Please count the lines in the data below that mention the word "Propiedades", then give only the total.

Start of Records for this task

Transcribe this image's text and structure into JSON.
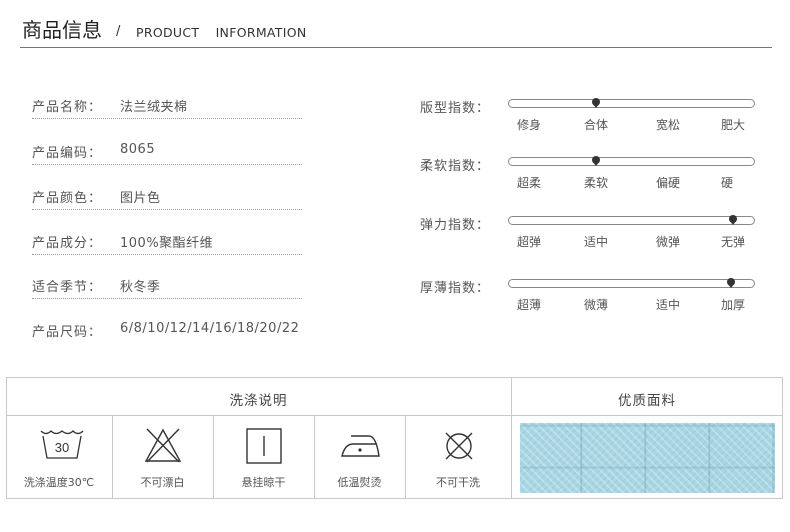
{
  "header": {
    "title": "商品信息",
    "slash": "/",
    "subtitle": "PRODUCT INFORMATION"
  },
  "info": [
    {
      "label": "产品名称：",
      "value": "法兰绒夹棉"
    },
    {
      "label": "产品编码：",
      "value": "8065"
    },
    {
      "label": "产品颜色：",
      "value": "图片色"
    },
    {
      "label": "产品成分：",
      "value": "100%聚酯纤维"
    },
    {
      "label": "适合季节：",
      "value": "秋冬季"
    },
    {
      "label": "产品尺码：",
      "value": "6/8/10/12/14/16/18/20/22"
    }
  ],
  "indices": [
    {
      "label": "版型指数：",
      "ticks": [
        "修身",
        "合体",
        "宽松",
        "肥大"
      ],
      "selected": "合体"
    },
    {
      "label": "柔软指数：",
      "ticks": [
        "超柔",
        "柔软",
        "偏硬",
        "硬"
      ],
      "selected": "柔软"
    },
    {
      "label": "弹力指数：",
      "ticks": [
        "超弹",
        "适中",
        "微弹",
        "无弹"
      ],
      "selected": "无弹"
    },
    {
      "label": "厚薄指数：",
      "ticks": [
        "超薄",
        "微薄",
        "适中",
        "加厚"
      ],
      "selected": "加厚"
    }
  ],
  "care": {
    "title": "洗涤说明",
    "items": [
      {
        "icon": "wash-30-icon",
        "label": "洗涤温度30℃",
        "temp": "30"
      },
      {
        "icon": "no-bleach-icon",
        "label": "不可漂白"
      },
      {
        "icon": "hang-dry-icon",
        "label": "悬挂晾干"
      },
      {
        "icon": "low-iron-icon",
        "label": "低温熨烫"
      },
      {
        "icon": "no-dryclean-icon",
        "label": "不可干洗"
      }
    ]
  },
  "fabric": {
    "title": "优质面料"
  }
}
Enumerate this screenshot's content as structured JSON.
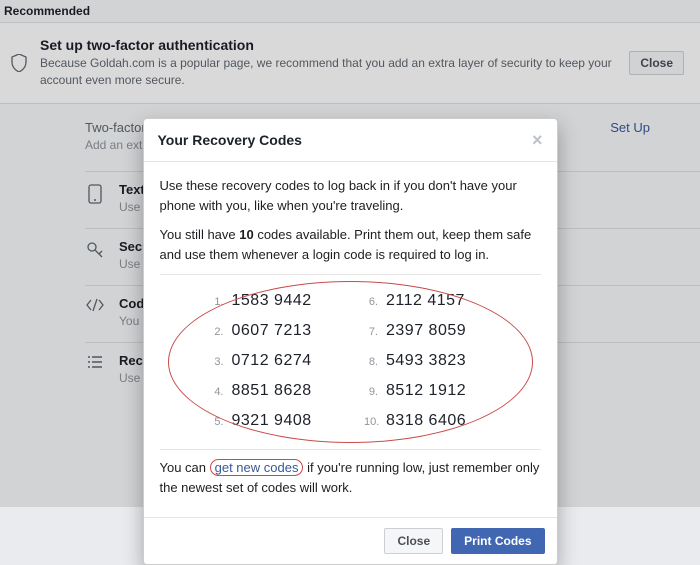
{
  "page": {
    "recommended_label": "Recommended",
    "banner": {
      "title": "Set up two-factor authentication",
      "desc": "Because Goldah.com is a popular page, we recommend that you add an extra layer of security to keep your account even more secure.",
      "close": "Close"
    },
    "status": {
      "text": "Two-factor authentication is off",
      "setup": "Set Up"
    },
    "status_sub": "Add an extra layer of security to keep your account safe.",
    "items": [
      {
        "title": "Text Messages",
        "desc": "Use a login code sent to your phone from login."
      },
      {
        "title": "Security Key",
        "desc": "Use a security key or NFC device."
      },
      {
        "title": "Code Generator",
        "desc": "You can use a code generator on your phone."
      },
      {
        "title": "Recovery Codes",
        "desc": "Use these codes when you don't have your phone."
      }
    ]
  },
  "modal": {
    "title": "Your Recovery Codes",
    "p1": "Use these recovery codes to log back in if you don't have your phone with you, like when you're traveling.",
    "p2_a": "You still have ",
    "p2_count": "10",
    "p2_b": " codes available. Print them out, keep them safe and use them whenever a login code is required to log in.",
    "codes": [
      "1583 9442",
      "0607 7213",
      "0712 6274",
      "8851 8628",
      "9321 9408",
      "2112 4157",
      "2397 8059",
      "5493 3823",
      "8512 1912",
      "8318 6406"
    ],
    "p3_a": "You can ",
    "p3_link": "get new codes",
    "p3_b": " if you're running low, just remember only the newest set of codes will work.",
    "close": "Close",
    "print": "Print Codes"
  }
}
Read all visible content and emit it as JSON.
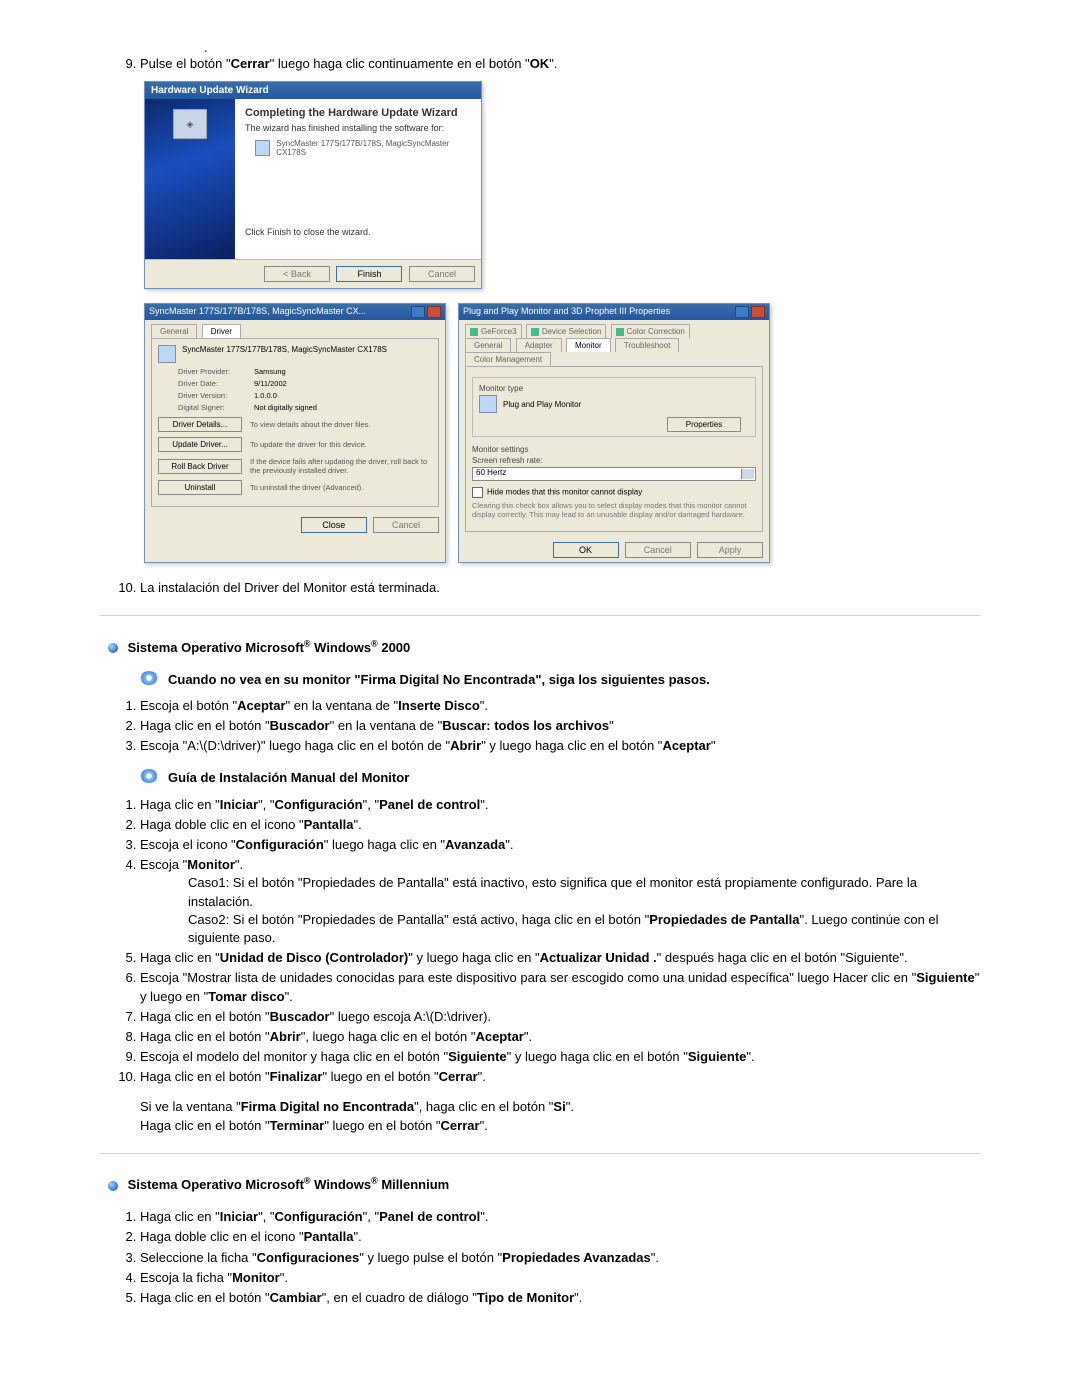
{
  "step9_lead": "Pulse el botón \"",
  "step9_b1": "Cerrar",
  "step9_mid": "\" luego haga clic continuamente en el botón \"",
  "step9_b2": "OK",
  "step9_end": "\".",
  "wizard": {
    "title": "Hardware Update Wizard",
    "heading": "Completing the Hardware Update Wizard",
    "line1": "The wizard has finished installing the software for:",
    "device": "SyncMaster 177S/177B/178S, MagicSyncMaster CX178S",
    "line2": "Click Finish to close the wizard.",
    "back": "< Back",
    "finish": "Finish",
    "cancel": "Cancel"
  },
  "dlg1": {
    "title": "SyncMaster 177S/177B/178S, MagicSyncMaster CX...",
    "tab1": "General",
    "tab2": "Driver",
    "device": "SyncMaster 177S/177B/178S, MagicSyncMaster CX178S",
    "k1": "Driver Provider:",
    "v1": "Samsung",
    "k2": "Driver Date:",
    "v2": "9/11/2002",
    "k3": "Driver Version:",
    "v3": "1.0.0.0",
    "k4": "Digital Signer:",
    "v4": "Not digitally signed",
    "b1": "Driver Details...",
    "d1": "To view details about the driver files.",
    "b2": "Update Driver...",
    "d2": "To update the driver for this device.",
    "b3": "Roll Back Driver",
    "d3": "If the device fails after updating the driver, roll back to the previously installed driver.",
    "b4": "Uninstall",
    "d4": "To uninstall the driver (Advanced).",
    "close": "Close",
    "cancel": "Cancel"
  },
  "dlg2": {
    "title": "Plug and Play Monitor and 3D Prophet III Properties",
    "tabsA": [
      "GeForce3",
      "Device Selection",
      "Color Correction"
    ],
    "tabsB": [
      "General",
      "Adapter",
      "Monitor",
      "Troubleshoot",
      "Color Management"
    ],
    "montype": "Monitor type",
    "monname": "Plug and Play Monitor",
    "props": "Properties",
    "monset": "Monitor settings",
    "refresh": "Screen refresh rate:",
    "hz": "60 Hertz",
    "chk": "Hide modes that this monitor cannot display",
    "note": "Clearing this check box allows you to select display modes that this monitor cannot display correctly. This may lead to an unusable display and/or damaged hardware.",
    "ok": "OK",
    "cancel": "Cancel",
    "apply": "Apply"
  },
  "step10": "La instalación del Driver del Monitor está terminada.",
  "sec2000_pre": "Sistema Operativo Microsoft",
  "sec2000_mid": " Windows",
  "sec2000_end": " 2000",
  "w2000_sub1": "Cuando no vea en su monitor \"Firma Digital No Encontrada\", siga los siguientes pasos.",
  "w2000_a": {
    "l1a": "Escoja el botón \"",
    "l1b": "Aceptar",
    "l1c": "\" en la ventana de \"",
    "l1d": "Inserte Disco",
    "l1e": "\".",
    "l2a": "Haga clic en el botón \"",
    "l2b": "Buscador",
    "l2c": "\" en la ventana de \"",
    "l2d": "Buscar: todos los archivos",
    "l2e": "\"",
    "l3a": "Escoja \"A:\\(D:\\driver)\" luego haga clic en el botón de \"",
    "l3b": "Abrir",
    "l3c": "\" y luego haga clic en el botón \"",
    "l3d": "Aceptar",
    "l3e": "\""
  },
  "w2000_sub2": "Guía de Instalación Manual del Monitor",
  "w2000_b": {
    "l1a": "Haga clic en \"",
    "l1b": "Iniciar",
    "l1c": "\", \"",
    "l1d": "Configuración",
    "l1e": "\", \"",
    "l1f": "Panel de control",
    "l1g": "\".",
    "l2a": "Haga doble clic en el icono \"",
    "l2b": "Pantalla",
    "l2c": "\".",
    "l3a": "Escoja el icono \"",
    "l3b": "Configuración",
    "l3c": "\" luego haga clic en \"",
    "l3d": "Avanzada",
    "l3e": "\".",
    "l4a": "Escoja \"",
    "l4b": "Monitor",
    "l4c": "\".",
    "c1": "Caso1: Si el botón \"Propiedades de Pantalla\" está inactivo, esto significa que el monitor está propiamente configurado. Pare la instalación.",
    "c2a": "Caso2: Si el botón \"Propiedades de Pantalla\" está activo, haga clic en el botón \"",
    "c2b": "Propiedades de Pantalla",
    "c2c": "\". Luego continúe con el siguiente paso.",
    "l5a": "Haga clic en \"",
    "l5b": "Unidad de Disco (Controlador)",
    "l5c": "\" y luego haga clic en \"",
    "l5d": "Actualizar Unidad .",
    "l5e": "\" después haga clic en el botón \"Siguiente\".",
    "l6a": "Escoja \"Mostrar lista de unidades conocidas para este dispositivo para ser escogido como una unidad específica\" luego Hacer clic en \"",
    "l6b": "Siguiente",
    "l6c": "\" y luego en \"",
    "l6d": "Tomar disco",
    "l6e": "\".",
    "l7a": "Haga clic en el botón \"",
    "l7b": "Buscador",
    "l7c": "\" luego escoja A:\\(D:\\driver).",
    "l8a": "Haga clic en el botón \"",
    "l8b": "Abrir",
    "l8c": "\", luego haga clic en el botón \"",
    "l8d": "Aceptar",
    "l8e": "\".",
    "l9a": "Escoja el modelo del monitor y haga clic en el botón \"",
    "l9b": "Siguiente",
    "l9c": "\" y luego haga clic en el botón \"",
    "l9d": "Siguiente",
    "l9e": "\".",
    "l10a": "Haga clic en el botón \"",
    "l10b": "Finalizar",
    "l10c": "\" luego en el botón \"",
    "l10d": "Cerrar",
    "l10e": "\".",
    "p1a": "Si ve la ventana \"",
    "p1b": "Firma Digital no Encontrada",
    "p1c": "\", haga clic en el botón \"",
    "p1d": "Si",
    "p1e": "\".",
    "p2a": "Haga clic en el botón \"",
    "p2b": "Terminar",
    "p2c": "\" luego en el botón \"",
    "p2d": "Cerrar",
    "p2e": "\"."
  },
  "secME_pre": "Sistema Operativo Microsoft",
  "secME_mid": " Windows",
  "secME_end": " Millennium",
  "wme": {
    "l1a": "Haga clic en \"",
    "l1b": "Iniciar",
    "l1c": "\", \"",
    "l1d": "Configuración",
    "l1e": "\", \"",
    "l1f": "Panel de control",
    "l1g": "\".",
    "l2a": "Haga doble clic en el icono \"",
    "l2b": "Pantalla",
    "l2c": "\".",
    "l3a": "Seleccione la ficha \"",
    "l3b": "Configuraciones",
    "l3c": "\" y luego pulse el botón \"",
    "l3d": "Propiedades Avanzadas",
    "l3e": "\".",
    "l4a": "Escoja la ficha \"",
    "l4b": "Monitor",
    "l4c": "\".",
    "l5a": "Haga clic en el botón \"",
    "l5b": "Cambiar",
    "l5c": "\", en el cuadro de diálogo \"",
    "l5d": "Tipo de Monitor",
    "l5e": "\"."
  }
}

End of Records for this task

■ **Output of the task**: 4